▸ **Records for processing**

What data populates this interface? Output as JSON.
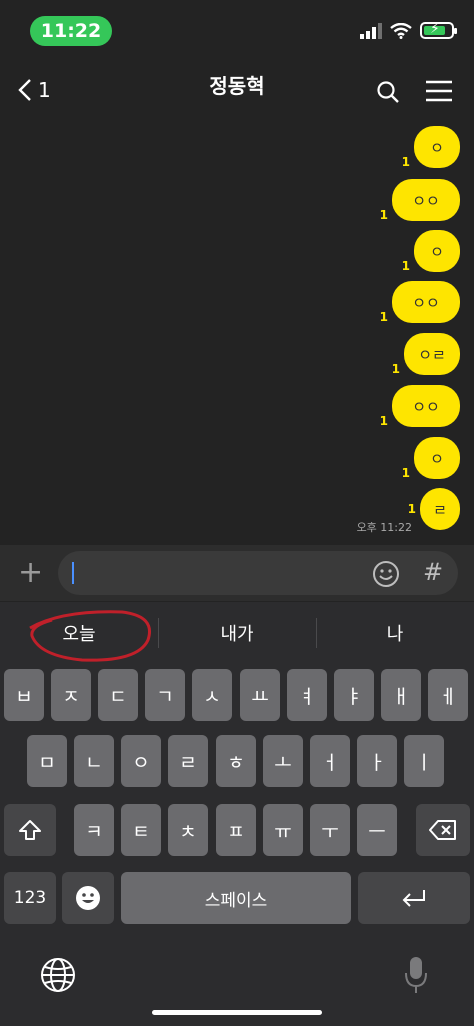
{
  "status_bar": {
    "time": "11:22"
  },
  "header": {
    "back_count": "1",
    "title": "정동혁"
  },
  "messages": [
    {
      "text": "ㅇ",
      "read": "1"
    },
    {
      "text": "ㅇㅇ",
      "read": "1"
    },
    {
      "text": "ㅇ",
      "read": "1"
    },
    {
      "text": "ㅇㅇ",
      "read": "1"
    },
    {
      "text": "ㅇㄹ",
      "read": "1"
    },
    {
      "text": "ㅇㅇ",
      "read": "1"
    },
    {
      "text": "ㅇ",
      "read": "1"
    },
    {
      "text": "ㄹ",
      "read": "1"
    }
  ],
  "timestamp": "오후 11:22",
  "input_bar": {
    "plus": "+",
    "hash": "#"
  },
  "suggestions": [
    "오늘",
    "내가",
    "나"
  ],
  "keyboard": {
    "row1": [
      "ㅂ",
      "ㅈ",
      "ㄷ",
      "ㄱ",
      "ㅅ",
      "ㅛ",
      "ㅕ",
      "ㅑ",
      "ㅐ",
      "ㅔ"
    ],
    "row2": [
      "ㅁ",
      "ㄴ",
      "ㅇ",
      "ㄹ",
      "ㅎ",
      "ㅗ",
      "ㅓ",
      "ㅏ",
      "ㅣ"
    ],
    "row3": [
      "ㅋ",
      "ㅌ",
      "ㅊ",
      "ㅍ",
      "ㅠ",
      "ㅜ",
      "ㅡ"
    ],
    "numbers_label": "123",
    "space_label": "스페이스"
  },
  "colors": {
    "bubble": "#fee500",
    "accent_green": "#35c759",
    "annotation_red": "#c0202a"
  }
}
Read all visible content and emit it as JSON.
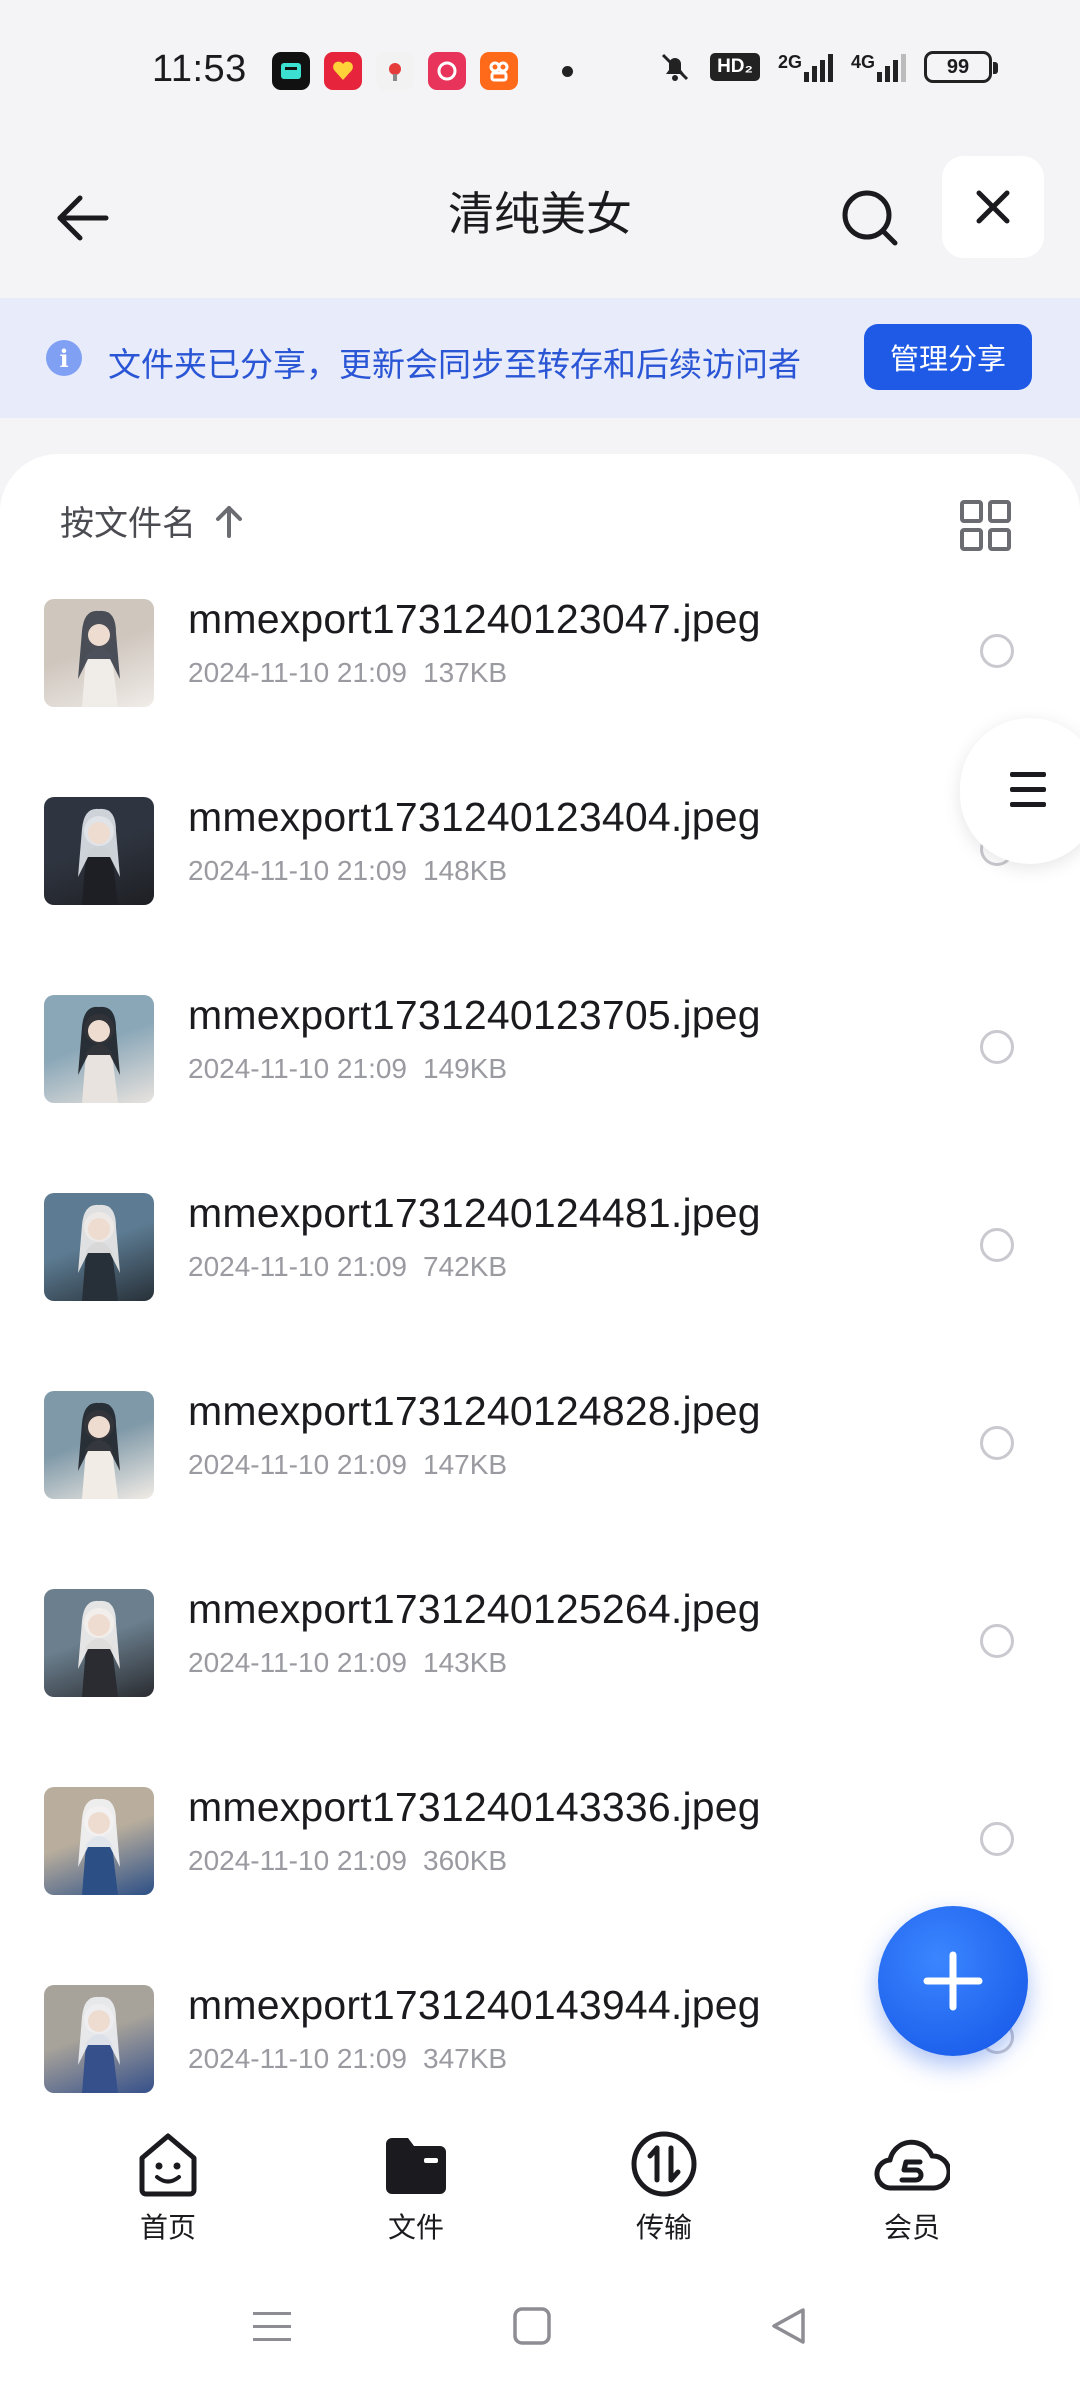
{
  "status_bar": {
    "time": "11:53",
    "app_icons": [
      {
        "name": "app-icon-1",
        "color": "#111111"
      },
      {
        "name": "app-icon-2",
        "color": "#e6243b"
      },
      {
        "name": "app-icon-3",
        "color": "#f2f2f2"
      },
      {
        "name": "app-icon-4",
        "color": "#e8345a"
      },
      {
        "name": "app-icon-5",
        "color": "#ff6a1a"
      }
    ],
    "hd_badge": "HD₂",
    "net_2g": "2G",
    "net_4g": "4G",
    "battery": "99"
  },
  "header": {
    "title": "清纯美女"
  },
  "banner": {
    "text": "文件夹已分享，更新会同步至转存和后续访问者",
    "button_label": "管理分享"
  },
  "sort": {
    "label": "按文件名"
  },
  "files": [
    {
      "name": "mmexport1731240123047.jpeg",
      "date": "2024-11-10 21:09",
      "size": "137KB",
      "thumb_colors": [
        "#cfc6be",
        "#3a3f4a",
        "#f0ece8"
      ]
    },
    {
      "name": "mmexport1731240123404.jpeg",
      "date": "2024-11-10 21:09",
      "size": "148KB",
      "thumb_colors": [
        "#2f3540",
        "#dfe4ea",
        "#1e1f24"
      ]
    },
    {
      "name": "mmexport1731240123705.jpeg",
      "date": "2024-11-10 21:09",
      "size": "149KB",
      "thumb_colors": [
        "#8aa7b8",
        "#1d2128",
        "#e8e3de"
      ]
    },
    {
      "name": "mmexport1731240124481.jpeg",
      "date": "2024-11-10 21:09",
      "size": "742KB",
      "thumb_colors": [
        "#5d7c93",
        "#ecebea",
        "#273038"
      ]
    },
    {
      "name": "mmexport1731240124828.jpeg",
      "date": "2024-11-10 21:09",
      "size": "147KB",
      "thumb_colors": [
        "#7f99a8",
        "#1f232a",
        "#f1ece6"
      ]
    },
    {
      "name": "mmexport1731240125264.jpeg",
      "date": "2024-11-10 21:09",
      "size": "143KB",
      "thumb_colors": [
        "#6b7f8e",
        "#f3f1ef",
        "#2a2c31"
      ]
    },
    {
      "name": "mmexport1731240143336.jpeg",
      "date": "2024-11-10 21:09",
      "size": "360KB",
      "thumb_colors": [
        "#b9ae9d",
        "#f4f4f6",
        "#2c4f86"
      ]
    },
    {
      "name": "mmexport1731240143944.jpeg",
      "date": "2024-11-10 21:09",
      "size": "347KB",
      "thumb_colors": [
        "#a7a29a",
        "#eef0f3",
        "#35508a"
      ]
    }
  ],
  "bottom_nav": {
    "items": [
      {
        "label": "首页",
        "icon": "home-face-icon"
      },
      {
        "label": "文件",
        "icon": "folder-icon"
      },
      {
        "label": "传输",
        "icon": "transfer-icon"
      },
      {
        "label": "会员",
        "icon": "vip-cloud-icon"
      }
    ]
  },
  "colors": {
    "accent": "#1f5ae6",
    "banner_bg": "#e7ebfa",
    "banner_text": "#2a56d6"
  }
}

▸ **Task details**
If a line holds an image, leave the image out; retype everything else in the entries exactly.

▸ **Output for this task**
What data populates this interface? Output as JSON.
{
  "status_bar": {
    "time": "11:22"
  },
  "header": {
    "back_count": "1",
    "title": "정동혁"
  },
  "messages": [
    {
      "text": "ㅇ",
      "read": "1"
    },
    {
      "text": "ㅇㅇ",
      "read": "1"
    },
    {
      "text": "ㅇ",
      "read": "1"
    },
    {
      "text": "ㅇㅇ",
      "read": "1"
    },
    {
      "text": "ㅇㄹ",
      "read": "1"
    },
    {
      "text": "ㅇㅇ",
      "read": "1"
    },
    {
      "text": "ㅇ",
      "read": "1"
    },
    {
      "text": "ㄹ",
      "read": "1"
    }
  ],
  "timestamp": "오후 11:22",
  "input_bar": {
    "plus": "+",
    "hash": "#"
  },
  "suggestions": [
    "오늘",
    "내가",
    "나"
  ],
  "keyboard": {
    "row1": [
      "ㅂ",
      "ㅈ",
      "ㄷ",
      "ㄱ",
      "ㅅ",
      "ㅛ",
      "ㅕ",
      "ㅑ",
      "ㅐ",
      "ㅔ"
    ],
    "row2": [
      "ㅁ",
      "ㄴ",
      "ㅇ",
      "ㄹ",
      "ㅎ",
      "ㅗ",
      "ㅓ",
      "ㅏ",
      "ㅣ"
    ],
    "row3": [
      "ㅋ",
      "ㅌ",
      "ㅊ",
      "ㅍ",
      "ㅠ",
      "ㅜ",
      "ㅡ"
    ],
    "numbers_label": "123",
    "space_label": "스페이스"
  },
  "colors": {
    "bubble": "#fee500",
    "accent_green": "#35c759",
    "annotation_red": "#c0202a"
  }
}
Read all visible content and emit it as JSON.
{
  "status_bar": {
    "time": "11:53",
    "app_icons": [
      {
        "name": "app-icon-1",
        "color": "#111111"
      },
      {
        "name": "app-icon-2",
        "color": "#e6243b"
      },
      {
        "name": "app-icon-3",
        "color": "#f2f2f2"
      },
      {
        "name": "app-icon-4",
        "color": "#e8345a"
      },
      {
        "name": "app-icon-5",
        "color": "#ff6a1a"
      }
    ],
    "hd_badge": "HD₂",
    "net_2g": "2G",
    "net_4g": "4G",
    "battery": "99"
  },
  "header": {
    "title": "清纯美女"
  },
  "banner": {
    "text": "文件夹已分享，更新会同步至转存和后续访问者",
    "button_label": "管理分享"
  },
  "sort": {
    "label": "按文件名"
  },
  "files": [
    {
      "name": "mmexport1731240123047.jpeg",
      "date": "2024-11-10 21:09",
      "size": "137KB",
      "thumb_colors": [
        "#cfc6be",
        "#3a3f4a",
        "#f0ece8"
      ]
    },
    {
      "name": "mmexport1731240123404.jpeg",
      "date": "2024-11-10 21:09",
      "size": "148KB",
      "thumb_colors": [
        "#2f3540",
        "#dfe4ea",
        "#1e1f24"
      ]
    },
    {
      "name": "mmexport1731240123705.jpeg",
      "date": "2024-11-10 21:09",
      "size": "149KB",
      "thumb_colors": [
        "#8aa7b8",
        "#1d2128",
        "#e8e3de"
      ]
    },
    {
      "name": "mmexport1731240124481.jpeg",
      "date": "2024-11-10 21:09",
      "size": "742KB",
      "thumb_colors": [
        "#5d7c93",
        "#ecebea",
        "#273038"
      ]
    },
    {
      "name": "mmexport1731240124828.jpeg",
      "date": "2024-11-10 21:09",
      "size": "147KB",
      "thumb_colors": [
        "#7f99a8",
        "#1f232a",
        "#f1ece6"
      ]
    },
    {
      "name": "mmexport1731240125264.jpeg",
      "date": "2024-11-10 21:09",
      "size": "143KB",
      "thumb_colors": [
        "#6b7f8e",
        "#f3f1ef",
        "#2a2c31"
      ]
    },
    {
      "name": "mmexport1731240143336.jpeg",
      "date": "2024-11-10 21:09",
      "size": "360KB",
      "thumb_colors": [
        "#b9ae9d",
        "#f4f4f6",
        "#2c4f86"
      ]
    },
    {
      "name": "mmexport1731240143944.jpeg",
      "date": "2024-11-10 21:09",
      "size": "347KB",
      "thumb_colors": [
        "#a7a29a",
        "#eef0f3",
        "#35508a"
      ]
    }
  ],
  "bottom_nav": {
    "items": [
      {
        "label": "首页",
        "icon": "home-face-icon"
      },
      {
        "label": "文件",
        "icon": "folder-icon"
      },
      {
        "label": "传输",
        "icon": "transfer-icon"
      },
      {
        "label": "会员",
        "icon": "vip-cloud-icon"
      }
    ]
  },
  "colors": {
    "accent": "#1f5ae6",
    "banner_bg": "#e7ebfa",
    "banner_text": "#2a56d6"
  }
}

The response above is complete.